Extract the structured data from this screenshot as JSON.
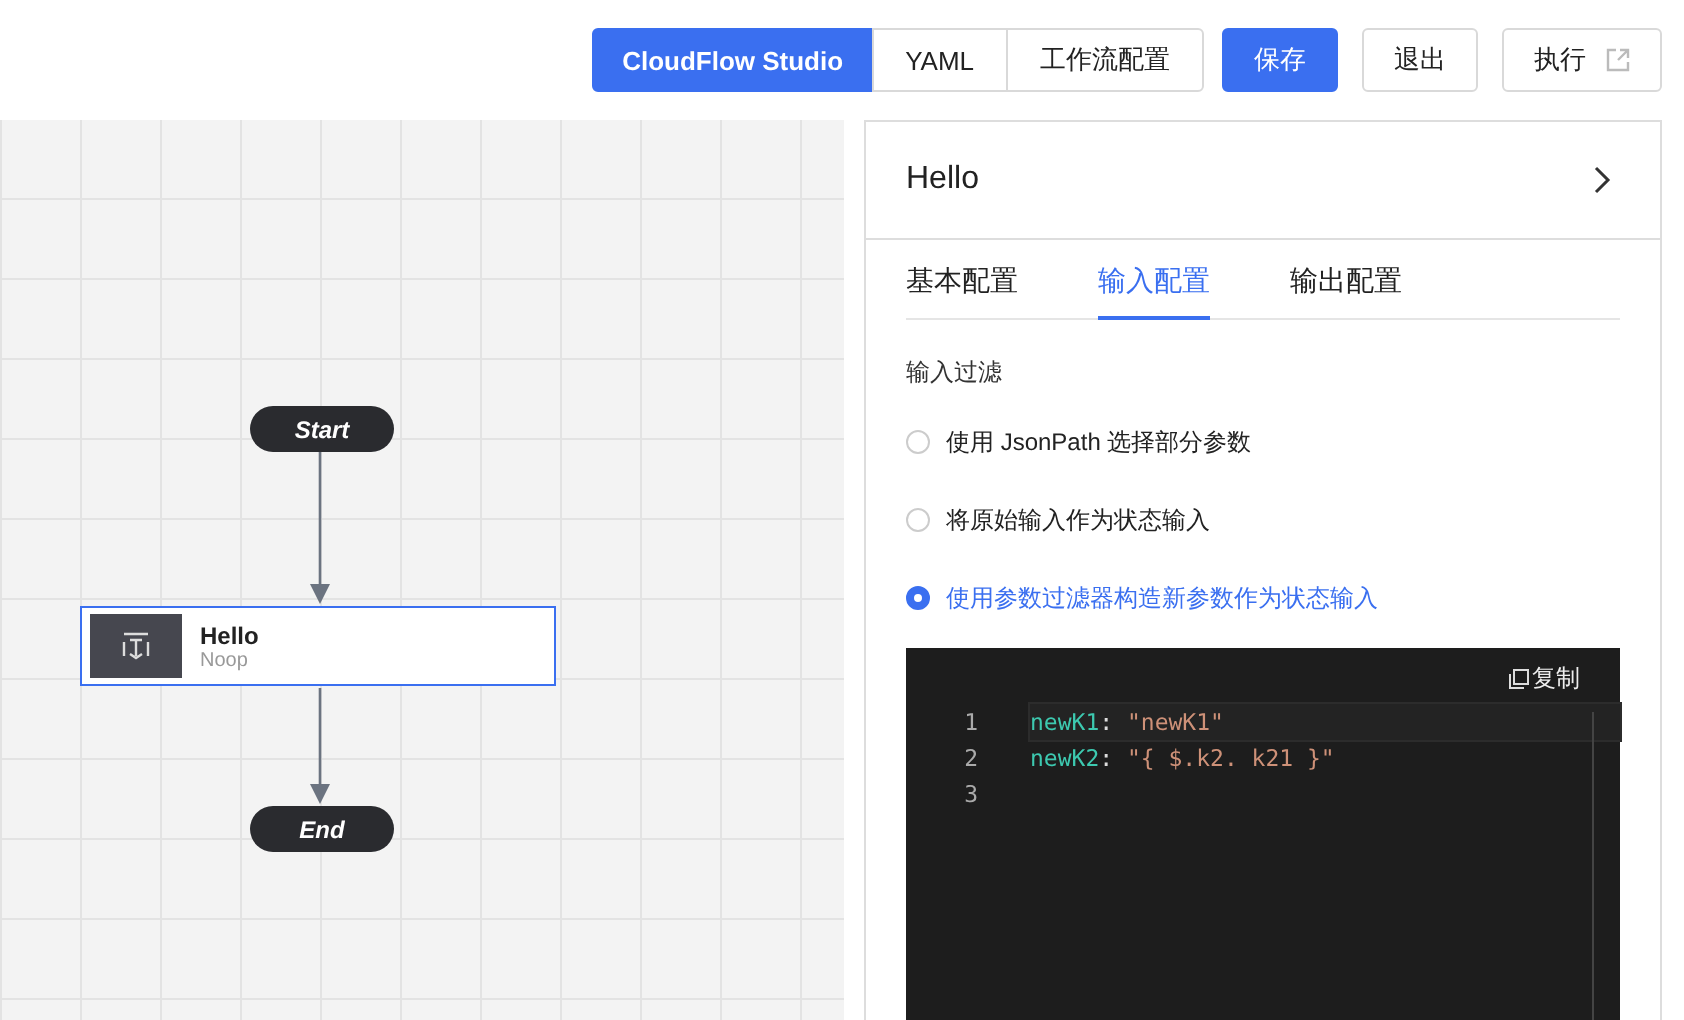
{
  "toolbar": {
    "view_tabs": [
      {
        "label": "CloudFlow Studio",
        "selected": true
      },
      {
        "label": "YAML",
        "selected": false
      },
      {
        "label": "工作流配置",
        "selected": false
      }
    ],
    "buttons": [
      {
        "label": "保存",
        "kind": "primary"
      },
      {
        "label": "退出",
        "kind": "plain"
      },
      {
        "label": "执行",
        "kind": "external"
      }
    ]
  },
  "diagram": {
    "nodes": [
      {
        "kind": "terminal",
        "label": "Start"
      },
      {
        "kind": "state",
        "label": "Hello",
        "type": "Noop",
        "selected": true
      },
      {
        "kind": "terminal",
        "label": "End"
      }
    ]
  },
  "panel": {
    "title": "Hello",
    "tabs": [
      {
        "label": "基本配置",
        "selected": false
      },
      {
        "label": "输入配置",
        "selected": true
      },
      {
        "label": "输出配置",
        "selected": false
      }
    ],
    "section_label": "输入过滤",
    "options": [
      {
        "label": "使用 JsonPath 选择部分参数",
        "selected": false
      },
      {
        "label": "将原始输入作为状态输入",
        "selected": false
      },
      {
        "label": "使用参数过滤器构造新参数作为状态输入",
        "selected": true
      }
    ],
    "editor": {
      "copy_label": "复制",
      "lines": [
        {
          "number": "1",
          "key": "newK1",
          "punct": ":",
          "value": "\"newK1\"",
          "current": true
        },
        {
          "number": "2",
          "key": "newK2",
          "punct": ":",
          "value": "\"{ $.k2. k21 }\"",
          "current": false
        },
        {
          "number": "3"
        }
      ]
    }
  }
}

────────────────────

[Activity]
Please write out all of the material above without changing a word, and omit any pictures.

[Solution to this problem]
Extract the structured data from this screenshot as JSON.
{
  "toolbar": {
    "view_tabs": [
      {
        "label": "CloudFlow Studio",
        "selected": true
      },
      {
        "label": "YAML",
        "selected": false
      },
      {
        "label": "工作流配置",
        "selected": false
      }
    ],
    "buttons": [
      {
        "label": "保存",
        "kind": "primary"
      },
      {
        "label": "退出",
        "kind": "plain"
      },
      {
        "label": "执行",
        "kind": "external"
      }
    ]
  },
  "diagram": {
    "nodes": [
      {
        "kind": "terminal",
        "label": "Start"
      },
      {
        "kind": "state",
        "label": "Hello",
        "type": "Noop",
        "selected": true
      },
      {
        "kind": "terminal",
        "label": "End"
      }
    ]
  },
  "panel": {
    "title": "Hello",
    "tabs": [
      {
        "label": "基本配置",
        "selected": false
      },
      {
        "label": "输入配置",
        "selected": true
      },
      {
        "label": "输出配置",
        "selected": false
      }
    ],
    "section_label": "输入过滤",
    "options": [
      {
        "label": "使用 JsonPath 选择部分参数",
        "selected": false
      },
      {
        "label": "将原始输入作为状态输入",
        "selected": false
      },
      {
        "label": "使用参数过滤器构造新参数作为状态输入",
        "selected": true
      }
    ],
    "editor": {
      "copy_label": "复制",
      "lines": [
        {
          "number": "1",
          "key": "newK1",
          "punct": ":",
          "value": "\"newK1\"",
          "current": true
        },
        {
          "number": "2",
          "key": "newK2",
          "punct": ":",
          "value": "\"{ $.k2. k21 }\"",
          "current": false
        },
        {
          "number": "3"
        }
      ]
    }
  }
}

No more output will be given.